» **Task brief**: Give back the full listing, exactly as it is.

» **Entries provided**:
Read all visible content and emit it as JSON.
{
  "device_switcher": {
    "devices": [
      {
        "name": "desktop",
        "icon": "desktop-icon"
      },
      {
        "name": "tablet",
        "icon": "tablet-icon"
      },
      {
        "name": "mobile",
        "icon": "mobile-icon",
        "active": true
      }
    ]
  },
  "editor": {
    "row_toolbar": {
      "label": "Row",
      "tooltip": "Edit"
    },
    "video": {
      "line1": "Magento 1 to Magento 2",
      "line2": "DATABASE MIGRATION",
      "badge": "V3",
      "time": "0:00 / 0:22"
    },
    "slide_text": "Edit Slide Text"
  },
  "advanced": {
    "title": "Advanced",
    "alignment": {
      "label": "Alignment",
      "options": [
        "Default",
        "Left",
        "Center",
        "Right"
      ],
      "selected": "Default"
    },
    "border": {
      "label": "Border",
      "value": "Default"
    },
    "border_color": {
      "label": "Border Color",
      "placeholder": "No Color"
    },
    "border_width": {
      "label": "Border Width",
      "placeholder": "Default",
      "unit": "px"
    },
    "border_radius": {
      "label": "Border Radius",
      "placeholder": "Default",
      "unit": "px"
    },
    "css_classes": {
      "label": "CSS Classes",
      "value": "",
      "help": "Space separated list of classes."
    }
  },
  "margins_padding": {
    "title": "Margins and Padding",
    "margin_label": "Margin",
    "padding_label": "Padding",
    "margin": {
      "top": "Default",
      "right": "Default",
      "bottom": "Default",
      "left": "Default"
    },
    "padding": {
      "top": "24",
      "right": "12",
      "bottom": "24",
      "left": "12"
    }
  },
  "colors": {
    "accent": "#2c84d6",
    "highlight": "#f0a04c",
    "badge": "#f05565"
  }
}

» **Exercise output**:
Read all visible content and emit it as JSON.
{
  "device_switcher": {
    "devices": [
      {
        "name": "desktop",
        "icon": "desktop-icon"
      },
      {
        "name": "tablet",
        "icon": "tablet-icon"
      },
      {
        "name": "mobile",
        "icon": "mobile-icon",
        "active": true
      }
    ]
  },
  "editor": {
    "row_toolbar": {
      "label": "Row",
      "tooltip": "Edit"
    },
    "video": {
      "line1": "Magento 1 to Magento 2",
      "line2": "DATABASE MIGRATION",
      "badge": "V3",
      "time": "0:00 / 0:22"
    },
    "slide_text": "Edit Slide Text"
  },
  "advanced": {
    "title": "Advanced",
    "alignment": {
      "label": "Alignment",
      "options": [
        "Default",
        "Left",
        "Center",
        "Right"
      ],
      "selected": "Default"
    },
    "border": {
      "label": "Border",
      "value": "Default"
    },
    "border_color": {
      "label": "Border Color",
      "placeholder": "No Color"
    },
    "border_width": {
      "label": "Border Width",
      "placeholder": "Default",
      "unit": "px"
    },
    "border_radius": {
      "label": "Border Radius",
      "placeholder": "Default",
      "unit": "px"
    },
    "css_classes": {
      "label": "CSS Classes",
      "value": "",
      "help": "Space separated list of classes."
    }
  },
  "margins_padding": {
    "title": "Margins and Padding",
    "margin_label": "Margin",
    "padding_label": "Padding",
    "margin": {
      "top": "Default",
      "right": "Default",
      "bottom": "Default",
      "left": "Default"
    },
    "padding": {
      "top": "24",
      "right": "12",
      "bottom": "24",
      "left": "12"
    }
  },
  "colors": {
    "accent": "#2c84d6",
    "highlight": "#f0a04c",
    "badge": "#f05565"
  }
}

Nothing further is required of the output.